Questions over their status keep rearing their head. Known as Dokdo in Korea and Takeshima in Japan, this nondescript, rocky group of islets seems to garner far more attention than their tiny size would seem to justify.
Yet in South Korea, year after year, every perceived slight by the Japanese ‘colonizers’ is pored over in the media in near-microscopic detail. Such incidents are usually followed by the Japanese ambassador of the moment being summoned to the South Korean Foreign Ministry for ‘clear the air’ talks, with the usual rebuke securing blanket coverage in the nightly news.
In Japan, coverage tends to be a little more subtle. As claimants but not occupiers of the islets, moves to bolster Japanese claims usually involve the publication in school textbooks of the country’s rights to Dokdo/Takeshima. And few other moves rile the Koreans in quite the same way. And, just as the two can’t agree on a name for the islets, they also can’t agree on the name of the sea that surrounds the area – the Koreans refer to the body of water separating their peninsula from Japan as the East Sea. For the Japanese, it is the Sea of Japan.Enjoying this article? Click here to subscribe for full access. Just $5 a month.
But more recently, the two sides have grown increasingly petty.
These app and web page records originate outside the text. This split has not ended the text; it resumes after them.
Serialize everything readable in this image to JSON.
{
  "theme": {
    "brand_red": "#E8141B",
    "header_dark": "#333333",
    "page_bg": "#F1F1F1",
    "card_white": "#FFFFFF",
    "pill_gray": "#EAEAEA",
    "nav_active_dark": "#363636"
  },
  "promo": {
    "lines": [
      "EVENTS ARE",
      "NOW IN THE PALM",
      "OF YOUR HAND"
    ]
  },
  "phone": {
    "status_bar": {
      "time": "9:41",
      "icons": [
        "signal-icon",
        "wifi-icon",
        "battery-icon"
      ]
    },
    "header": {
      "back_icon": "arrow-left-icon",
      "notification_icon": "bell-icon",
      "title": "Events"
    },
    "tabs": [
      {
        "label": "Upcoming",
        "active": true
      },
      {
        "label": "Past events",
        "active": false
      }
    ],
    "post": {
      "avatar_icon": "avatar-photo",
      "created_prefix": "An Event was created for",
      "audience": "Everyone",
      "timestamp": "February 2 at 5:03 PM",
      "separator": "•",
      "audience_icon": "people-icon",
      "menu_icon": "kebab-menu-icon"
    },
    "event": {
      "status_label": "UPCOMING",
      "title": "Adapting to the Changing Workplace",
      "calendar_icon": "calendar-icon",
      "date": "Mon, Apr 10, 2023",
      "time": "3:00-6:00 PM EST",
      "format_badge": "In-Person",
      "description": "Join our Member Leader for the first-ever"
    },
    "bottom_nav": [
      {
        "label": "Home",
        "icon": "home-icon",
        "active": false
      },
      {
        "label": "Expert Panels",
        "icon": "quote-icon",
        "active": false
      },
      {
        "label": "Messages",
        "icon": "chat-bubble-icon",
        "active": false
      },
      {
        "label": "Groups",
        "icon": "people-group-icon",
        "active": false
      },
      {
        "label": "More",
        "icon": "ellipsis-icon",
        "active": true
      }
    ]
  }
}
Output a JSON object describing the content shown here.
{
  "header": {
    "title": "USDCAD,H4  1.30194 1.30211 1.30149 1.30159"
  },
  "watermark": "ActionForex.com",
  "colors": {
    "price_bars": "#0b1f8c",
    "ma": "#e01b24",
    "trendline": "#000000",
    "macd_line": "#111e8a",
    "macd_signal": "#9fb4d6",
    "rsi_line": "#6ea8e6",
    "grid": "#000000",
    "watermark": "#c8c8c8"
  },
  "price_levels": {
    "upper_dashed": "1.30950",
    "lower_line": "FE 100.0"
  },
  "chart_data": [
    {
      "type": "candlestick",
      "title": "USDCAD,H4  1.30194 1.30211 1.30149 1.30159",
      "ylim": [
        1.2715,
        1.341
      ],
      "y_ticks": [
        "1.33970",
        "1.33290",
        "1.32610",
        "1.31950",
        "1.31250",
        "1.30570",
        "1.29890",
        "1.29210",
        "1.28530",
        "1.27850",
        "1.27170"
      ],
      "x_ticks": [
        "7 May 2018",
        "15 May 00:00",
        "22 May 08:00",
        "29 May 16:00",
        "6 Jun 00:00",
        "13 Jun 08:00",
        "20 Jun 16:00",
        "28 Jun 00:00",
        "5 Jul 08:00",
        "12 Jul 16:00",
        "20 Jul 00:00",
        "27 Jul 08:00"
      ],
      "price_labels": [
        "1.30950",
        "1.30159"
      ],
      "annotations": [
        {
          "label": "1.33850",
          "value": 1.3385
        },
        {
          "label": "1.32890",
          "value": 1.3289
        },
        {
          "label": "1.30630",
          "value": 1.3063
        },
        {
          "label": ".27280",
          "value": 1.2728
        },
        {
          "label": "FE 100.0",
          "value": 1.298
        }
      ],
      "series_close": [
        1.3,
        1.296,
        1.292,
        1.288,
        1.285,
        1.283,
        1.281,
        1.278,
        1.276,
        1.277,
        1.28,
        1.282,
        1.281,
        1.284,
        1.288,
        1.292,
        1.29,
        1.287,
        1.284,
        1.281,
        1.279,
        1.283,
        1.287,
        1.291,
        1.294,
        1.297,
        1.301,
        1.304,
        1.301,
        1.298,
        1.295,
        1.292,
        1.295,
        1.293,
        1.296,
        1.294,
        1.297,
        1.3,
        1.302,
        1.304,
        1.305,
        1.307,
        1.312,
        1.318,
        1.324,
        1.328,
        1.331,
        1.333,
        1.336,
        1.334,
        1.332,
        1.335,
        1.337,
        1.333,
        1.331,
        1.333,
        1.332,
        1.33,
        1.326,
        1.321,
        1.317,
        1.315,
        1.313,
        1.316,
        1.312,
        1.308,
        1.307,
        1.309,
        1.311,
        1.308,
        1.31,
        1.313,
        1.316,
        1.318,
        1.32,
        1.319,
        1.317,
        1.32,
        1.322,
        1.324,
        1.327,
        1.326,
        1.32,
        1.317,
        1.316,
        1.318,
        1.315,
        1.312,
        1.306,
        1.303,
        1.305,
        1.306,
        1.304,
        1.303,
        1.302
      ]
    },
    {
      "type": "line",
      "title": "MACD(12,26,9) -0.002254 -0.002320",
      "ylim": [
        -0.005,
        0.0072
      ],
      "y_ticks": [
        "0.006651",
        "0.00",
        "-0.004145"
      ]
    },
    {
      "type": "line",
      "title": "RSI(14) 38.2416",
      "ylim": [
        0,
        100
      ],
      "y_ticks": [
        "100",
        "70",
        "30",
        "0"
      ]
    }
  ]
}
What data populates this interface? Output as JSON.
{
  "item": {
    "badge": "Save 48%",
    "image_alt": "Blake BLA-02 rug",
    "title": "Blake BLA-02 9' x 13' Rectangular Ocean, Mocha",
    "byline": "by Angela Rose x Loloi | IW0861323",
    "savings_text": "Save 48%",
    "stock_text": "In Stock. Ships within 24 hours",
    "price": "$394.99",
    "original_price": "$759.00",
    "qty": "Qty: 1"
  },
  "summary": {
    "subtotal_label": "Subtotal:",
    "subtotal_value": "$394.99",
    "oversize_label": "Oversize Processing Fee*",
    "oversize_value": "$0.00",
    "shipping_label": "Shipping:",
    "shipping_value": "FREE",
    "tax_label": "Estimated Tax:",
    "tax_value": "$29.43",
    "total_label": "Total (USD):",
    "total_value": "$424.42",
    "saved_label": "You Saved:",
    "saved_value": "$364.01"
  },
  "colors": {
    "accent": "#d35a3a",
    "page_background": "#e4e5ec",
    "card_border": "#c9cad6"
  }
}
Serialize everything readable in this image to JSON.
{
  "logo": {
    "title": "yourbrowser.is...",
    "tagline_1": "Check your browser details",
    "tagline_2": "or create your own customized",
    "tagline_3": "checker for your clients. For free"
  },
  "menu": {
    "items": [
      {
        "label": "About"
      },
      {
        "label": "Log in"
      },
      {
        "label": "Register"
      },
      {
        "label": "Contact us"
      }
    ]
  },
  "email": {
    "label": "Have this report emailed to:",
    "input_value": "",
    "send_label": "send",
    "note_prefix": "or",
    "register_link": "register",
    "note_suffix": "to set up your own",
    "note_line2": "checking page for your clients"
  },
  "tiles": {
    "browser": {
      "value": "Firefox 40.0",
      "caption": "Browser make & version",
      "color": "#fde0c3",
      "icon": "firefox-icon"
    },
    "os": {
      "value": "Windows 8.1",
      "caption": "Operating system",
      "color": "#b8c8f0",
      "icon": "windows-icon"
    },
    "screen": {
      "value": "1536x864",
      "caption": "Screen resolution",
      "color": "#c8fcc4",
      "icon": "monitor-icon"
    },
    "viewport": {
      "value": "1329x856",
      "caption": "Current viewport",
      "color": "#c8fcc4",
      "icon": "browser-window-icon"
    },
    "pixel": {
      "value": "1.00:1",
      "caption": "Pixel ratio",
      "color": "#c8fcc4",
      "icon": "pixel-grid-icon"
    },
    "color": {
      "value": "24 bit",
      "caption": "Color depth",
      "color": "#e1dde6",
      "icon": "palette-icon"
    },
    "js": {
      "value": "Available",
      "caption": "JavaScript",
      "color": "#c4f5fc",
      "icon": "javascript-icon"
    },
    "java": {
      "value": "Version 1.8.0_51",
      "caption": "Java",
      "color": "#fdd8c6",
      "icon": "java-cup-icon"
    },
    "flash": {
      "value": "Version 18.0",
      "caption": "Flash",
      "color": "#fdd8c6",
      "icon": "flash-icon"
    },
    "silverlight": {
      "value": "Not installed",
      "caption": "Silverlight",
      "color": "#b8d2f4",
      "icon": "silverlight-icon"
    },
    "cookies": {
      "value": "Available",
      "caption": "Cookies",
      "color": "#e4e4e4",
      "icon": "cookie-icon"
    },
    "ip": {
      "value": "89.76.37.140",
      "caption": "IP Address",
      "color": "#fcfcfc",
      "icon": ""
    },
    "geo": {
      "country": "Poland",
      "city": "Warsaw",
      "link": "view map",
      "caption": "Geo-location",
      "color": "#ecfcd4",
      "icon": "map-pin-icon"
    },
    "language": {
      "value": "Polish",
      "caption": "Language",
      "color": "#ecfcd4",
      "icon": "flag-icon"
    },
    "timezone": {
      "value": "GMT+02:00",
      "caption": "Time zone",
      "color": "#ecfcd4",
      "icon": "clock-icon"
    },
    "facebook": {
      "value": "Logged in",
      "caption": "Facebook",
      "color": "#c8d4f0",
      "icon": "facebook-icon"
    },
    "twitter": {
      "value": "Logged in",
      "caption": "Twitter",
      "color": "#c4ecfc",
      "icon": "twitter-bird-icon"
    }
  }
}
First, the Japanese government barred officials from flying with South Korean national flag carrier Korean Air in protest at the airline’s flyover of the atolls – during which the aircraft used to launch the Airbus A380 into the company’s fleet reportedly tipped its wing at Dokdo/Takeshima. In response, the Korean government said it would ban a planned trip by Japanese lawmakers to the nearest sovereign territory, Ulleung-do, which was supposed to be part of a fact-finding mission over the dispute.
Few observers would have been left in any doubt as to the message behind the flyover. Yet, the Japanese reaction was widely interpreted as unnecessary. Indeed, the Koreans said as much officially. ‘The Japanese measure, regarded as a sort of sanction against a private company, can hardly be understood,’ South Korean Foreign Ministry spokesman Cho Byung-jae told a gathering of reporters.